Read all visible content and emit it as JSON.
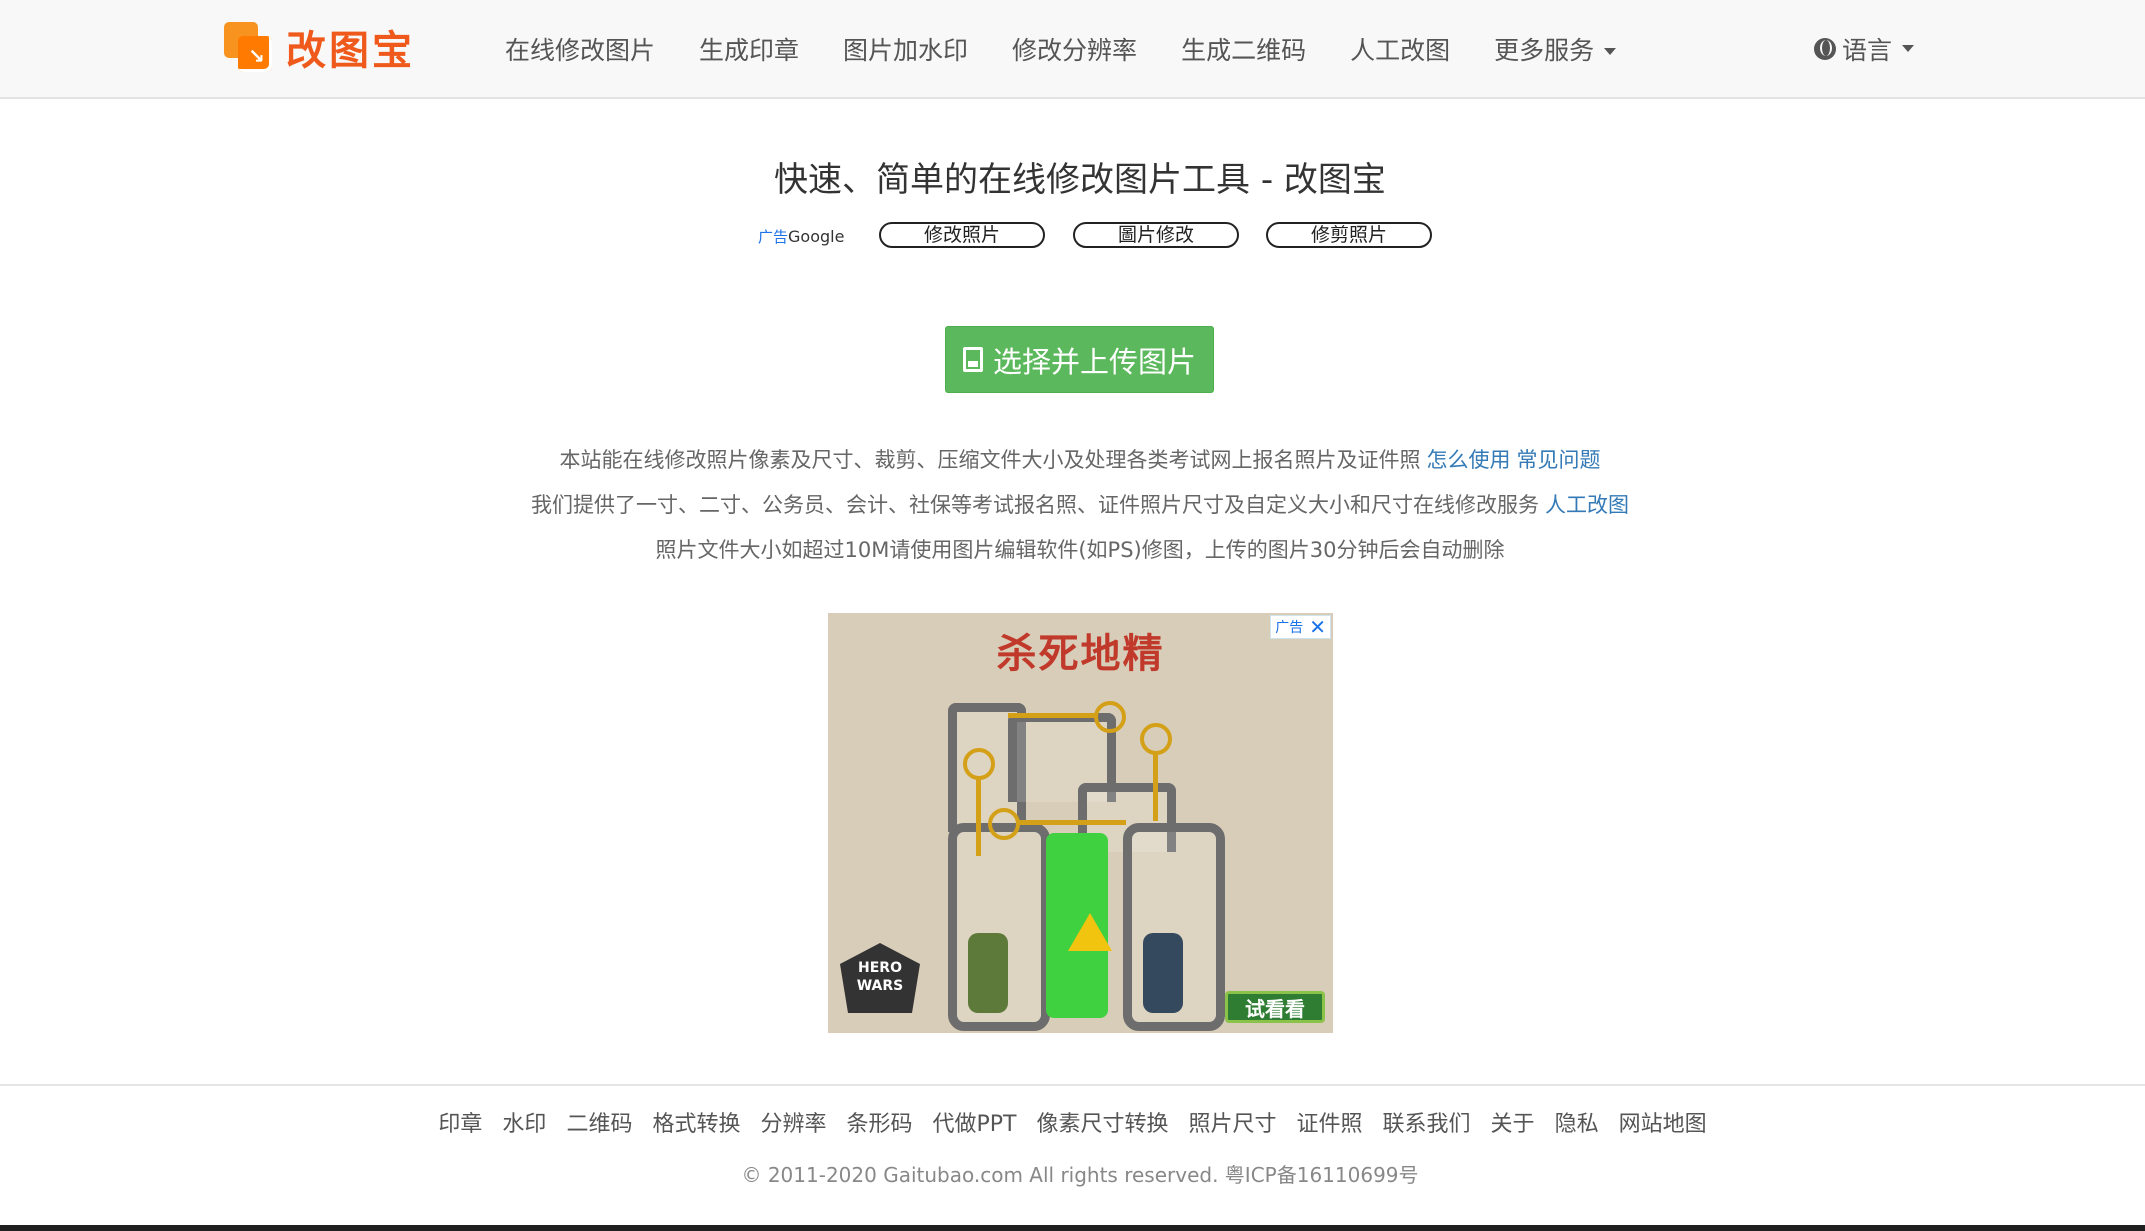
{
  "brand": {
    "name": "改图宝",
    "color": "#ef5a1c"
  },
  "nav": {
    "items": [
      "在线修改图片",
      "生成印章",
      "图片加水印",
      "修改分辨率",
      "生成二维码",
      "人工改图"
    ],
    "more_label": "更多服务",
    "language_label": "语言"
  },
  "main": {
    "title": "快速、简单的在线修改图片工具 - 改图宝",
    "ad_label_prefix": "广告",
    "ad_label_brand": "Google",
    "ad_pills": [
      "修改照片",
      "圖片修改",
      "修剪照片"
    ],
    "upload_button": "选择并上传图片",
    "upload_color": "#5cb85c",
    "desc_line1": "本站能在线修改照片像素及尺寸、裁剪、压缩文件大小及处理各类考试网上报名照片及证件照",
    "desc_line1_links": [
      "怎么使用",
      "常见问题"
    ],
    "desc_line2": "我们提供了一寸、二寸、公务员、会计、社保等考试报名照、证件照片尺寸及自定义大小和尺寸在线修改服务",
    "desc_line2_link": "人工改图",
    "desc_line3": "照片文件大小如超过10M请使用图片编辑软件(如PS)修图，上传的图片30分钟后会自动删除"
  },
  "ad": {
    "title": "杀死地精",
    "badge": "广告",
    "close": "✕",
    "logo_line1": "HERO",
    "logo_line2": "WARS",
    "cta": "试看看"
  },
  "footer": {
    "links": [
      "印章",
      "水印",
      "二维码",
      "格式转换",
      "分辨率",
      "条形码",
      "代做PPT",
      "像素尺寸转换",
      "照片尺寸",
      "证件照",
      "联系我们",
      "关于",
      "隐私",
      "网站地图"
    ],
    "copyright": "© 2011-2020 Gaitubao.com All rights reserved. 粤ICP备16110699号"
  }
}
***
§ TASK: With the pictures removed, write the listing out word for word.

§ PROBLEM SOLUTION:
Read all visible content and emit it as JSON.
{
  "brand": {
    "name": "改图宝",
    "color": "#ef5a1c"
  },
  "nav": {
    "items": [
      "在线修改图片",
      "生成印章",
      "图片加水印",
      "修改分辨率",
      "生成二维码",
      "人工改图"
    ],
    "more_label": "更多服务",
    "language_label": "语言"
  },
  "main": {
    "title": "快速、简单的在线修改图片工具 - 改图宝",
    "ad_label_prefix": "广告",
    "ad_label_brand": "Google",
    "ad_pills": [
      "修改照片",
      "圖片修改",
      "修剪照片"
    ],
    "upload_button": "选择并上传图片",
    "upload_color": "#5cb85c",
    "desc_line1": "本站能在线修改照片像素及尺寸、裁剪、压缩文件大小及处理各类考试网上报名照片及证件照",
    "desc_line1_links": [
      "怎么使用",
      "常见问题"
    ],
    "desc_line2": "我们提供了一寸、二寸、公务员、会计、社保等考试报名照、证件照片尺寸及自定义大小和尺寸在线修改服务",
    "desc_line2_link": "人工改图",
    "desc_line3": "照片文件大小如超过10M请使用图片编辑软件(如PS)修图，上传的图片30分钟后会自动删除"
  },
  "ad": {
    "title": "杀死地精",
    "badge": "广告",
    "close": "✕",
    "logo_line1": "HERO",
    "logo_line2": "WARS",
    "cta": "试看看"
  },
  "footer": {
    "links": [
      "印章",
      "水印",
      "二维码",
      "格式转换",
      "分辨率",
      "条形码",
      "代做PPT",
      "像素尺寸转换",
      "照片尺寸",
      "证件照",
      "联系我们",
      "关于",
      "隐私",
      "网站地图"
    ],
    "copyright": "© 2011-2020 Gaitubao.com All rights reserved. 粤ICP备16110699号"
  }
}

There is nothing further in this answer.